#### MATERIAL SHOWN
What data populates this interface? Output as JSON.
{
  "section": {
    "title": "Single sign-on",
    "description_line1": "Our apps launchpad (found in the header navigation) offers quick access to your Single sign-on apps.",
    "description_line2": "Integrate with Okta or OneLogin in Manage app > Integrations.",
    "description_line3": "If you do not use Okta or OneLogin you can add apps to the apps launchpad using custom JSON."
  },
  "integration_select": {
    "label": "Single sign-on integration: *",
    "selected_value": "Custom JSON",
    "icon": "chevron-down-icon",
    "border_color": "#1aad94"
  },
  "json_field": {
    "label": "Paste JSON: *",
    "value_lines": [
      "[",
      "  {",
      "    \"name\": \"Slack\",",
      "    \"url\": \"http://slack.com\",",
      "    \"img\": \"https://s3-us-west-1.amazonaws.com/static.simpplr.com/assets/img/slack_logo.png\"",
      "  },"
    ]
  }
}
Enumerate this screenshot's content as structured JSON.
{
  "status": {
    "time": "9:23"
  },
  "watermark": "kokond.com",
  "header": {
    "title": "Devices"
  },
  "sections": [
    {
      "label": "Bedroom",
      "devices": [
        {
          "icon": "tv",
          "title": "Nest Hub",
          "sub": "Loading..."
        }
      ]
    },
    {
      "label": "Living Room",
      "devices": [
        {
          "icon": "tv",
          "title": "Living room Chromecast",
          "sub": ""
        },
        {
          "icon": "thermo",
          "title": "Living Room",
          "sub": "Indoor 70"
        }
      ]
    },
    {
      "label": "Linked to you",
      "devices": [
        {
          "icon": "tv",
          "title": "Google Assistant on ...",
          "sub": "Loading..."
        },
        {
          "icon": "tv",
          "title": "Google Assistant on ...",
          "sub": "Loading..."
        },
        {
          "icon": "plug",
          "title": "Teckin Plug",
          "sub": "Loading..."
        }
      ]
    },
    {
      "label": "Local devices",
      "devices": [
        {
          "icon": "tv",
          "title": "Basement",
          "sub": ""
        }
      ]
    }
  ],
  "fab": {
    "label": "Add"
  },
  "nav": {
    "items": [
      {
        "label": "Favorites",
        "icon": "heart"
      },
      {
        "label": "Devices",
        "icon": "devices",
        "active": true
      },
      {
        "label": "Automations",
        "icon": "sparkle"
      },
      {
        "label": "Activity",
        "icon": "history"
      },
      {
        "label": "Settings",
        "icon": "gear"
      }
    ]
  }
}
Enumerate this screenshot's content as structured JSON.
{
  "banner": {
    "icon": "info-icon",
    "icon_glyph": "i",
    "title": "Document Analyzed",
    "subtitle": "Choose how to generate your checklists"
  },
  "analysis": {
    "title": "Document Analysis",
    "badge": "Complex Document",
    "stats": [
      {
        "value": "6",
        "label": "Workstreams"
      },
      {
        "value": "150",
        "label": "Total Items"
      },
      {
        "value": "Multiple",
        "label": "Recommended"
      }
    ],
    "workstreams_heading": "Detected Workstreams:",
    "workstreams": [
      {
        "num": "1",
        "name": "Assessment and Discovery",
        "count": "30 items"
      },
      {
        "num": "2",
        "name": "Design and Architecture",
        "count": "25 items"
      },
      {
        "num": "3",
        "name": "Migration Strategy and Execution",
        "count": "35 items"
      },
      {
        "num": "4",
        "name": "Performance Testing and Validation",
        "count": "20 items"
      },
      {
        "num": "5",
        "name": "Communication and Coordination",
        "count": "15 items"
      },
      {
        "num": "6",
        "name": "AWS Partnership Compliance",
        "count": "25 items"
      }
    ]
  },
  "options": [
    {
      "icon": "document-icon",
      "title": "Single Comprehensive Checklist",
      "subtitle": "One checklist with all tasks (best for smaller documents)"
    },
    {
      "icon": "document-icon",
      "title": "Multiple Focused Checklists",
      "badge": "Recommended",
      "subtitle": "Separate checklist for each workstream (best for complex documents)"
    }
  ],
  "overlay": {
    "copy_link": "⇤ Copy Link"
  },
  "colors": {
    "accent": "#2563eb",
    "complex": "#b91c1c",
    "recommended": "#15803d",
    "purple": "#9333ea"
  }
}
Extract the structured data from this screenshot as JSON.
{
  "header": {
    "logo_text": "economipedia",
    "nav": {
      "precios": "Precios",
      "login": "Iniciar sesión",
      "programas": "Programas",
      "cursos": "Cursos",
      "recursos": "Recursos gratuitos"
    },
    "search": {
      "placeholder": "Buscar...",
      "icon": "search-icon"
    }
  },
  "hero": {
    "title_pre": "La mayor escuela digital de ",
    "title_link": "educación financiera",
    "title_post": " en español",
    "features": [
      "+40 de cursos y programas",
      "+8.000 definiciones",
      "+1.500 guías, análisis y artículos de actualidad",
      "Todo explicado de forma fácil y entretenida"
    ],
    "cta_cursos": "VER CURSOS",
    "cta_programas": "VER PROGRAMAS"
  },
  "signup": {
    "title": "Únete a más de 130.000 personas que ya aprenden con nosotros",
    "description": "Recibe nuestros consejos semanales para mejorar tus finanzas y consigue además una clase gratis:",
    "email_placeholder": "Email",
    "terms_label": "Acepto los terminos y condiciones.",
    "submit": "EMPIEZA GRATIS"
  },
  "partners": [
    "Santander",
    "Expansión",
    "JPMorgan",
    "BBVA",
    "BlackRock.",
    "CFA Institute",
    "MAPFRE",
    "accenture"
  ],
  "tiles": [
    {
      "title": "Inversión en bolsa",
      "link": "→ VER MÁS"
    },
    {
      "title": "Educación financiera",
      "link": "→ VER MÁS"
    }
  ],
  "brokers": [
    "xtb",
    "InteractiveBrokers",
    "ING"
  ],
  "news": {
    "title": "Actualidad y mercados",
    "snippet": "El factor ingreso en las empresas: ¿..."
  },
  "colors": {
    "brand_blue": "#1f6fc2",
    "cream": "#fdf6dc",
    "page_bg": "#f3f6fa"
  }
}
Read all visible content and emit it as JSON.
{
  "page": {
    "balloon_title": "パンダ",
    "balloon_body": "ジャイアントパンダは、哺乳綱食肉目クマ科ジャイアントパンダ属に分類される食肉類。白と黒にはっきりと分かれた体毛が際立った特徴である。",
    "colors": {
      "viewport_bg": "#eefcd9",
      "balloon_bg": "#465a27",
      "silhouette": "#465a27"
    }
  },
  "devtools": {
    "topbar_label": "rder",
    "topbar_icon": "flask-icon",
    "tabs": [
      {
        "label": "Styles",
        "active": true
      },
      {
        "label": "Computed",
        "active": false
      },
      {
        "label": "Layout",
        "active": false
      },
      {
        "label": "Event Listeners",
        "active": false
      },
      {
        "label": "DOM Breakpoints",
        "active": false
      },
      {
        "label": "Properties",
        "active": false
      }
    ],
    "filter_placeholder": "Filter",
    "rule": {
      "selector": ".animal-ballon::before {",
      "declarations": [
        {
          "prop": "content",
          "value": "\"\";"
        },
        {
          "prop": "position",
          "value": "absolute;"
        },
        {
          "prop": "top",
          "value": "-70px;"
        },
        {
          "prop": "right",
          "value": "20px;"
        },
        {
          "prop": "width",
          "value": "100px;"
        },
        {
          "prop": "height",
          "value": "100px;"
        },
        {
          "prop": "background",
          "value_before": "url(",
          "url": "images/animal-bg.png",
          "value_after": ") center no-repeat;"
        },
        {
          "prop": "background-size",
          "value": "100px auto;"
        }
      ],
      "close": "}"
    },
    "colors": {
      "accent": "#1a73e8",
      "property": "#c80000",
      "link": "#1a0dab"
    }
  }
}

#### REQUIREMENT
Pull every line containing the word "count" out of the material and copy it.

#### RESPONSE TO THIS TASK
        "count": "30 items"
        "count": "25 items"
        "count": "35 items"
        "count": "20 items"
        "count": "15 items"
        "count": "25 items"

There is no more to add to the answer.